Let’s Hope COVID-19 Stays Far Away From Our Schools, Children
COVID-19 — the coronavirus — has brought everyday life in large areas of China to a near standstill. Schools and factories are closed. The same goes for many other businesses, including retail outlets.
As the virus has spread, other areas have been affected similarly, though not to the extent of China. Italian officials are among others taking drastic steps.
As many as 300 million children in 22 countries have been affected by school closures linked to attempts to keep COVID-19 from spreading, The Associated Press reported this week. Here in the United States, officials in both higher education and lower grades are making contingency plans.
Schools are a germ’s dream, of course. Children with little regard for personal hygiene sneezing into the air, wiping their noses on their hands, then taking colds — or worse — home can be a big problem. Once the first cycle is completed, of course, the kids bring their families’ maladies to school with them.

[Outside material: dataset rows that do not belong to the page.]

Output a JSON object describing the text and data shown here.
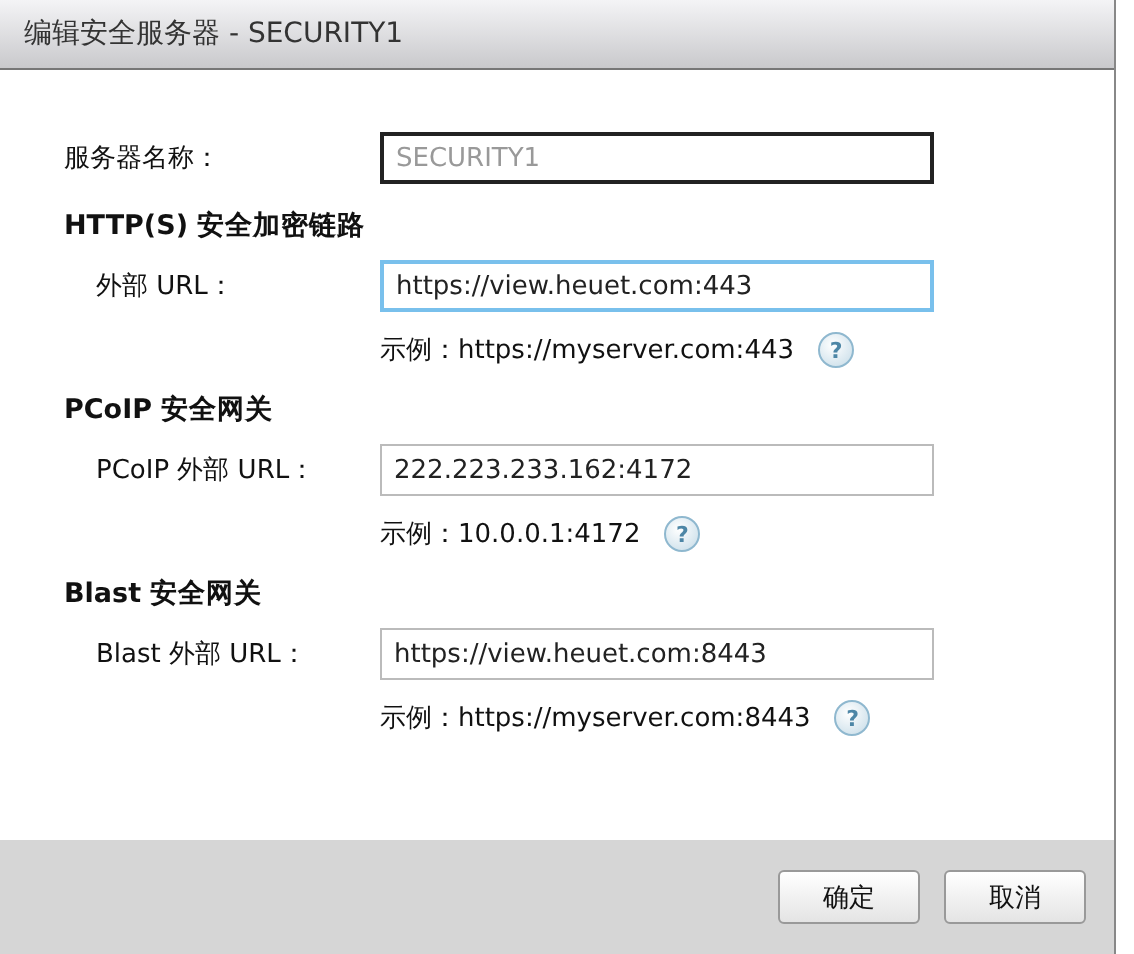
{
  "window": {
    "title": "编辑安全服务器 - SECURITY1"
  },
  "server_name": {
    "label": "服务器名称：",
    "value": "SECURITY1",
    "disabled": true
  },
  "sections": [
    {
      "heading": "HTTP(S) 安全加密链路",
      "label": "外部 URL：",
      "value": "https://view.heuet.com:443",
      "focused": true,
      "example": "示例：https://myserver.com:443",
      "help": "?"
    },
    {
      "heading": "PCoIP 安全网关",
      "label": "PCoIP 外部 URL：",
      "value": "222.223.233.162:4172",
      "focused": false,
      "example": "示例：10.0.0.1:4172",
      "help": "?"
    },
    {
      "heading": "Blast 安全网关",
      "label": "Blast 外部 URL：",
      "value": "https://view.heuet.com:8443",
      "focused": false,
      "example": "示例：https://myserver.com:8443",
      "help": "?"
    }
  ],
  "buttons": [
    {
      "label": "确定"
    },
    {
      "label": "取消"
    }
  ]
}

Closing schools at any level is a serious decision, not just for students’ education but also for parents and other caregivers. If your 9-year-old can’t go to school, someone has to stay home with him or her. That means a missed day’s work — a serious matter for many families.
On the other hand, becoming ground zero for an outbreak of COVID-19 or any other serious disease is not an appealing prospect for educators.

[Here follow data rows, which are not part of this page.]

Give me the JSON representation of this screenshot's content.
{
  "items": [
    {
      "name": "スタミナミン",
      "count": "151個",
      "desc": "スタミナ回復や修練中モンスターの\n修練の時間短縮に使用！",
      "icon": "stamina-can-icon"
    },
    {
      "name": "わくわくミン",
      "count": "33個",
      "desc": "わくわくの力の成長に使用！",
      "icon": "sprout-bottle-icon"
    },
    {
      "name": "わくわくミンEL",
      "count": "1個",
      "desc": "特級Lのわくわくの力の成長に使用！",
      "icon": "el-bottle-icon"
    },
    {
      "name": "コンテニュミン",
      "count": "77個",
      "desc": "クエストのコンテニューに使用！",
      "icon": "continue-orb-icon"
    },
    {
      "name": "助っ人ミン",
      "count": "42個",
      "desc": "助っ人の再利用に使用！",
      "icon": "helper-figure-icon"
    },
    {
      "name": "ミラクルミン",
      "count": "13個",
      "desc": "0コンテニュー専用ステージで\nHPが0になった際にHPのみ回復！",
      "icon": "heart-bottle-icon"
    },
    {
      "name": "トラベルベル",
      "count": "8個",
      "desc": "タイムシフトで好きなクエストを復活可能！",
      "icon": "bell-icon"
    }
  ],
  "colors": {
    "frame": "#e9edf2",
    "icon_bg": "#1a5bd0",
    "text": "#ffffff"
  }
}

In our area, then, we encourage educators to communicate effectively and continually with public health agencies. Frankly, decisions on whether to keep schools open are best left to the public health professionals. If they recommend closures, classes should be suspended. We’re glad to hear from Dr. Bret Apthorpe, Jamestown Public Schools superintendent, that Christine Schuyler, county health commissioner, and County Executive PJ Wendel are keeping area school superintendents apprised of the latest developments with regular conference calls, including a planned call on Friday. And, Gov. Andrew Cuomo announced that schools should close for 24 hours if a student is diagnosed with coronavirus. Jamestown’s superintendent said the district is working on a plan to execute that direction if a student were to become ill of the virus and how the district would open its schools the following day.

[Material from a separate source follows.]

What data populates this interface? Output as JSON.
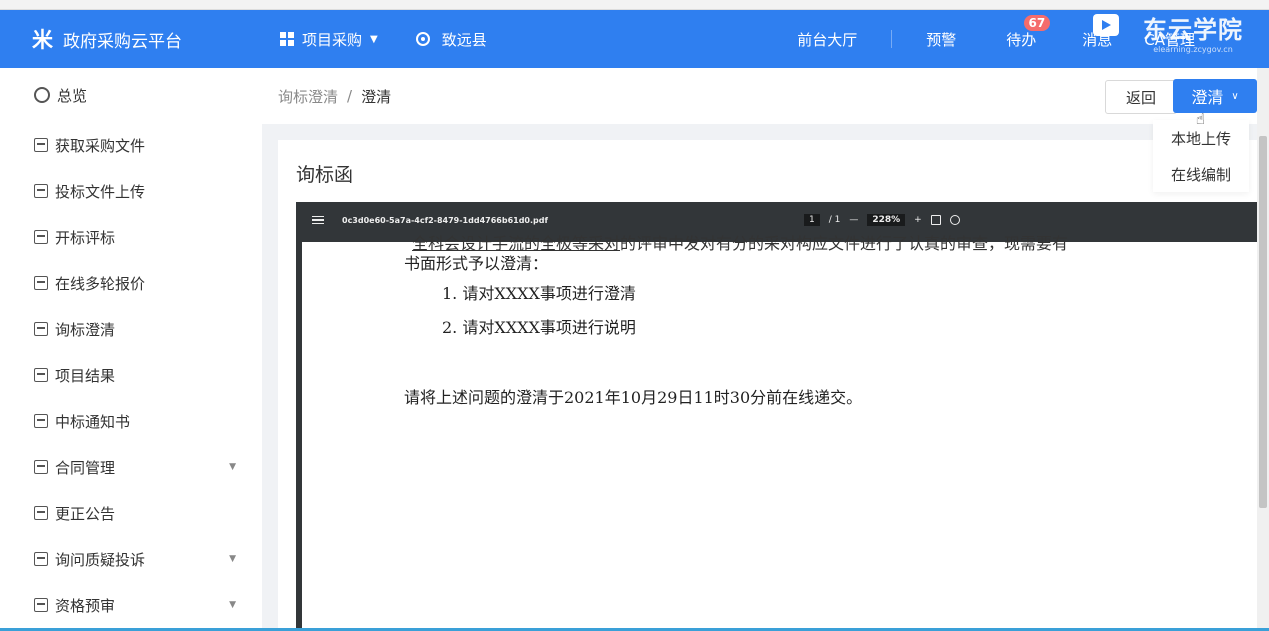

Any education official at any level who has not begun making contingency plans for closure is not doing his or her job. One appealing alternative to classroom presence is online teaching, already being planned by some at colleges and universities.
We hope COVID-19 stays far enough away from our area that schools do not have to be dismissed until time for summer vacation. But if public health officials recommend keeping the kids at home, so be it. COVID-19 is serious business.